Although I strive for kindness in all things, I do make pre-emptive moves to protect my works. But in the cyber world such protections as copyright registration seem to carry little weight. A friend sent me a link to a Wiki article about "book curses," used in long-ago times when each book was hand-made and was considered a precious object in and of itself- not just for the knowledge it contained (precious enough on its own merit.) These curses were written into the books by the scribes and called down the wrath of God upon book thieves and even book "borrowers" who neglect to return the volume.
Perhaps it is time to update the "book curse." So, here is a modern version:

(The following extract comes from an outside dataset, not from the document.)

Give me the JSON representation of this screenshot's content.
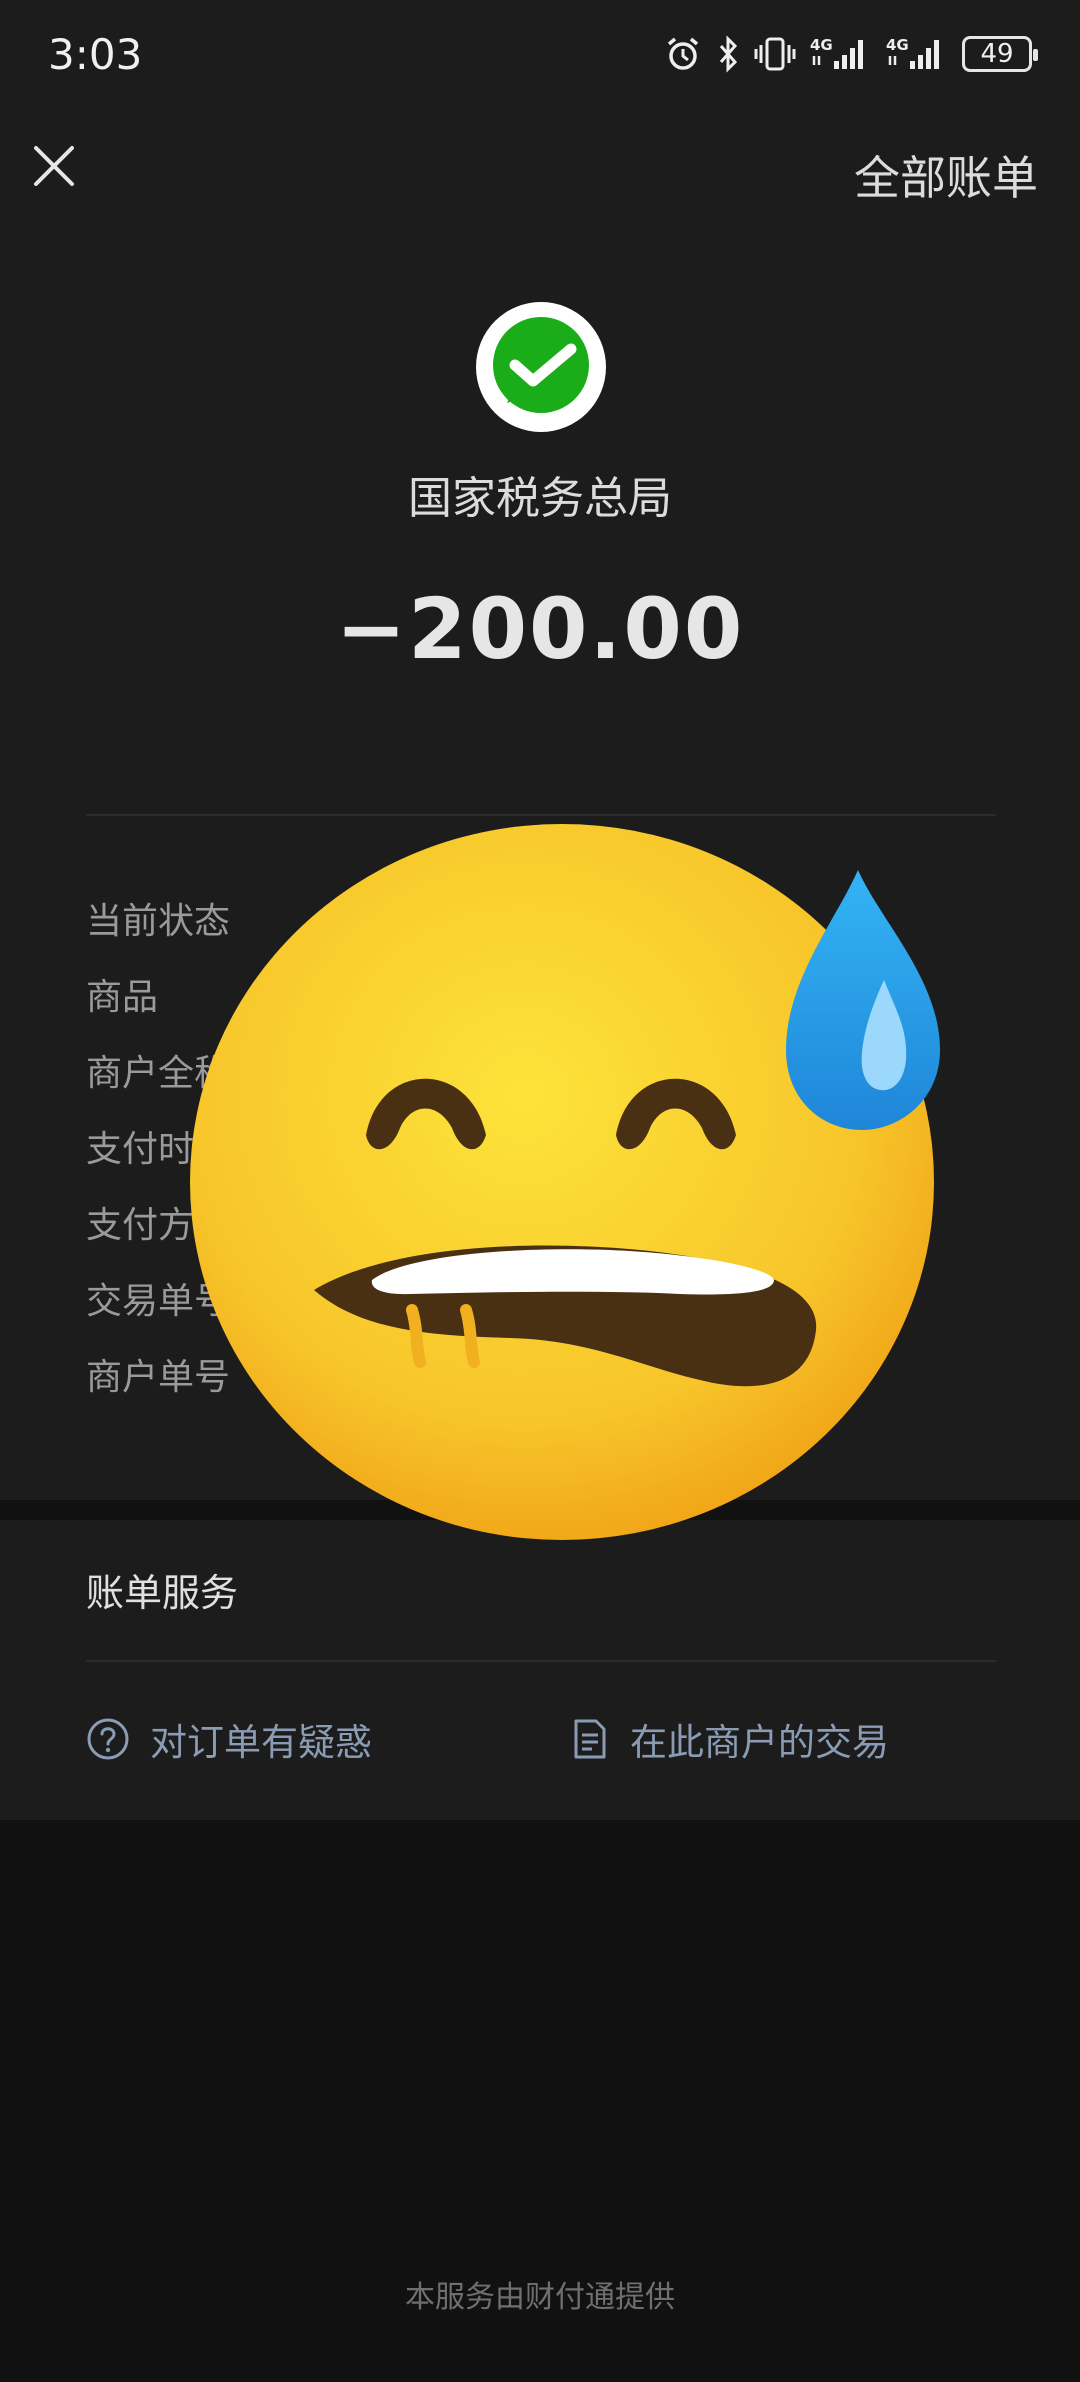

"For him that stealeth this image from its owner, let it change into a serpent in his hand and rend him. Let him be struck with palsy, and all his members blasted. Let him languish in pain crying out for mercy, & let there be no surcease to his agony till he sing in dissolution. Let computerworms gnaw his entrails ... when at last he goeth to his final punishment, let the flames of Hell consume him forever."

Saturday, March 7, 2009

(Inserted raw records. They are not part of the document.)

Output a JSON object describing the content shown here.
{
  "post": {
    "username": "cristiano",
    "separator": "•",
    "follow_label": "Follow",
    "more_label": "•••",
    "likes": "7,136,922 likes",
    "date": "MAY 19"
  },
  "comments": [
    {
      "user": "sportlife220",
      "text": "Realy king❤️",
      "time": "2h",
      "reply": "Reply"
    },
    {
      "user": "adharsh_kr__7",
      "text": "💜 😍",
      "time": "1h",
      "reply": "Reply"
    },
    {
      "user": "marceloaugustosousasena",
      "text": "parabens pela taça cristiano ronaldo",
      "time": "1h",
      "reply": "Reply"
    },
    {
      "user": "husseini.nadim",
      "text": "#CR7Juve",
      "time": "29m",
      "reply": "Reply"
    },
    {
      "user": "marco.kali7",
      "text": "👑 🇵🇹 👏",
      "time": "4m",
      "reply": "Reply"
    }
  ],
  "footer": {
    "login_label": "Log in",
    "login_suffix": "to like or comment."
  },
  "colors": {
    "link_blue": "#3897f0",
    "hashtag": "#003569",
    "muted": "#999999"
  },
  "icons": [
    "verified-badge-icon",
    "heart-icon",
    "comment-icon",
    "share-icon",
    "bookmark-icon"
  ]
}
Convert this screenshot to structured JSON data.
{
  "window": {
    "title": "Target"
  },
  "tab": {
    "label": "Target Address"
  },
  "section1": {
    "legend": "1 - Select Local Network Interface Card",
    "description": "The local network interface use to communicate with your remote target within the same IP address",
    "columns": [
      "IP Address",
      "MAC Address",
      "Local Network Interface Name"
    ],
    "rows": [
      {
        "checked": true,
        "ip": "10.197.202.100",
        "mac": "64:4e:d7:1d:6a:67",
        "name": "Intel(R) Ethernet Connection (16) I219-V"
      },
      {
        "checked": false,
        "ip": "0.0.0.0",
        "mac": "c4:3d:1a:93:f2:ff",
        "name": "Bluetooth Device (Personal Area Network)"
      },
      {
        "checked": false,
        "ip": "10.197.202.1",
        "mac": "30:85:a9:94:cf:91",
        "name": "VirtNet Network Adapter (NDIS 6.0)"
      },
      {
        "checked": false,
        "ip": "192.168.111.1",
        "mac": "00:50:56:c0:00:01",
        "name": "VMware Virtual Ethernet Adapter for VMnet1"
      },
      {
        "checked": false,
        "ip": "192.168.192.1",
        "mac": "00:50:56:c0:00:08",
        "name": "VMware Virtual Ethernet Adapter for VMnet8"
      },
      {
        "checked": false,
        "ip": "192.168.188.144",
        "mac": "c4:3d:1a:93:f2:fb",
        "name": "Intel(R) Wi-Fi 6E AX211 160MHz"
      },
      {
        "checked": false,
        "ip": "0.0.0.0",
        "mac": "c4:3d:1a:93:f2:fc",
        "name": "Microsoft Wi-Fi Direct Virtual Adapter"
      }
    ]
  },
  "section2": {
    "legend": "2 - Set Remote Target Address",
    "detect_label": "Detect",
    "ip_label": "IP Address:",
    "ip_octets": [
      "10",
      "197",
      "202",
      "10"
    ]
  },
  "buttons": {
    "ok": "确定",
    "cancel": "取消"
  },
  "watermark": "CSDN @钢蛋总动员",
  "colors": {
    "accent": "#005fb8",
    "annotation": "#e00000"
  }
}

Out of Touch

Oh the perils of dependence on electronic communications... my computer died about 10 days ago and I was without web-based communications for a week... I was in the process of switching ISPs at the same time so my email had no home from which to retrieve it. Worst of all I couldn't indulge in one of my favorite diversions- Civilization. (Yeah, I know- ) Anyway, it was a real lesson to me about how much time I fritter away being diverted and maybe I should be making art instead or having a social life. Especially since I now have another "B" job (my art being my "A" job) and will in a month or so have a third "B" job at the nursery- and hopefully more web design jobs sprinkled in here and there. Teaching goes until May- for a month or so I will be extremely busy. I vaguely remember being very busy, it was tiring but good...
Anyway, I have a nice second-hand machine now and it is running like a top. I had a few beloved programs on the old machine that were lost in the crash and burn of the hard-drive (do I hear a chorus of "you did back things up didn't you?" in the background. Only a few things, but fortunately Gerry Brady at MacDiagnostics saved my sorry butt.) Especially Notetaker from Aquaminds. They and the other apps' developers very kindly sent me my original registration/license codes so I could get new copies. I would really miss my journals in the form of old-fashioned spiral-bound notebooks. I have a real nostalgia for them and I love the concept of a cyber version of the oaktag and wire notebooks.
So, I am back on the web. I still have some problems with sending email but I am working on those.
Oh- I have a few minutes- I can get on with building the Great Library and eventually dominating the entire world...

PS- Here is the piece currently on display at the WAAM's Small Works Show: ( I also have a piece in the upstairs show but I neglected to photograph it...)

"The Birds of Ulster County: Raven"